The GP Forward View confirms that GP practices can expect a ‘reduction in inspections from CQC’ from later this year, with the watchdog set to adopt a more tailored, risk-based approach.
The CQC will place a stronger emphasis on the use of intelligence and other information to direct inspections to where the risk is greatest, in contrast to the current blanket approach.
Practices rated ‘good’ or ‘outstanding’ – around 85% of practices overall – will usually only be visited five years following their previous rating, confirming proposals previously reported by GPonline.
This arrangement will be subject to the practice providing the CQC, NHS England and their CCG with ‘transparent data’ in a collaborative approach to ensuring they remain up to standard.
The CQC will also look into more streamlined ways of inspecting practices working at scale in new care models, such as federations and super-partnerships.
The GP Forward View also said that GPs should be appropriately compensated for ‘any further fee increases’. The announcement comes as current GP fees are set to double from next year – after having already increased 3.5-fold this month.
But GPC chairman Dr Chaand Nagpaul warned the regulation overhaul did not go far enough, adding that the GPC would push for the regime to be further scaled back and for fees to be fully reimbursed.

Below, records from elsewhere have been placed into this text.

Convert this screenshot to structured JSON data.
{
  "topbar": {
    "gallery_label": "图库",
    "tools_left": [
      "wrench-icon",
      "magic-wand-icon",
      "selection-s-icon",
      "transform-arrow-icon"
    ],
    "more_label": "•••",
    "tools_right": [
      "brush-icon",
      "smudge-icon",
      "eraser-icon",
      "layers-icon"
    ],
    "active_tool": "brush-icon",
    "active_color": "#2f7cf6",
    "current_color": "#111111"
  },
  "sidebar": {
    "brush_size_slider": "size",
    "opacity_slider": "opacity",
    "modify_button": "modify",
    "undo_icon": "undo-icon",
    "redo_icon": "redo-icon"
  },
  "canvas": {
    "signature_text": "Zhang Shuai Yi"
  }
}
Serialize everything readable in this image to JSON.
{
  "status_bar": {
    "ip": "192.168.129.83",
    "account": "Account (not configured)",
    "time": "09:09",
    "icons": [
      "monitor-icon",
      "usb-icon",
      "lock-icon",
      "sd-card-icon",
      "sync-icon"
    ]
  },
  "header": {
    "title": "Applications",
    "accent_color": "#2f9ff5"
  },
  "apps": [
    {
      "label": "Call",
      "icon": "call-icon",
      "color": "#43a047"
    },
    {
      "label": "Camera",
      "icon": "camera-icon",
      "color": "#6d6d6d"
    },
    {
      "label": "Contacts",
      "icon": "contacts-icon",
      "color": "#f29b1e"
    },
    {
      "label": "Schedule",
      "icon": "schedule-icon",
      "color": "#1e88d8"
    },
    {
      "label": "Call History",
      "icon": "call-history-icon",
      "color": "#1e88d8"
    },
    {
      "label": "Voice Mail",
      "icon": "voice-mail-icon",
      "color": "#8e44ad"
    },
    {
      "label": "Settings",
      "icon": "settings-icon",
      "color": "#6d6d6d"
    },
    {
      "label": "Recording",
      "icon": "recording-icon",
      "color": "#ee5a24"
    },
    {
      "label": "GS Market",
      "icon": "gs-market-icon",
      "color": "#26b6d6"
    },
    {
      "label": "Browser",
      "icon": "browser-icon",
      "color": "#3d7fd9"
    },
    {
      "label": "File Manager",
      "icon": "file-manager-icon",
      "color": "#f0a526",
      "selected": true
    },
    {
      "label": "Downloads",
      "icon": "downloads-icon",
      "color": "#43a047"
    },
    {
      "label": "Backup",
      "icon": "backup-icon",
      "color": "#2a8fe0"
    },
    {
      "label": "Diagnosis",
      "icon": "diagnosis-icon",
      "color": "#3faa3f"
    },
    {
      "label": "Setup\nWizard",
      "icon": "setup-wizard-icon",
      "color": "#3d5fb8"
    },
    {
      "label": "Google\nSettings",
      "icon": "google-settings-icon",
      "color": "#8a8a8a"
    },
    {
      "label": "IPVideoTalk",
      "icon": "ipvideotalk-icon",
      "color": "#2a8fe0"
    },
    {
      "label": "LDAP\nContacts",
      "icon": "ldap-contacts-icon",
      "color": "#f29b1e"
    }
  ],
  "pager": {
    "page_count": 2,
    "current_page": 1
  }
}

In a letter to all GPs, Dr Nagpaul also welcomed commitments in the report to increase general practice spending by £2.4bn – which will bring overall funding to 10.4% of the overall NHS budget. But he warned that this must be raised to 11% to ensure the future sustainability of general practice.
To ensure that the pledges outlined in the report come to pass, he said that an Advisory Oversight group will be established – to be manned by the BMA, RCGP and patients. This will 'steer and drive' the implementation of the report.
The new approach to CQC inspection will take effect once all practices have been inspected, which the GP Forward View says will be ‘later this year’.
‘GPC has repeatedly called for the replacement of the content and pattern of CQC visits and ratings,’ GPC chairman Dr Chaand Nagpaul said in his response to the GP Forward View.
‘While NHS England has responded to our concerns with a commitment to reduce the number of inspections once all practices have been inspected, for example with a maximum interval of five-yearly inspections for good/outstanding practices, we are clear that this does not go far enough.
‘We will continue to argue for a radical scaling down of the current regulatory system. NHS England has also committed to recompensing GP practices for any future increases in CQC fees; while this is positive, it does not meet GPC's call for CQC fees to be fully reimbursed.’
Photo: JH Lancy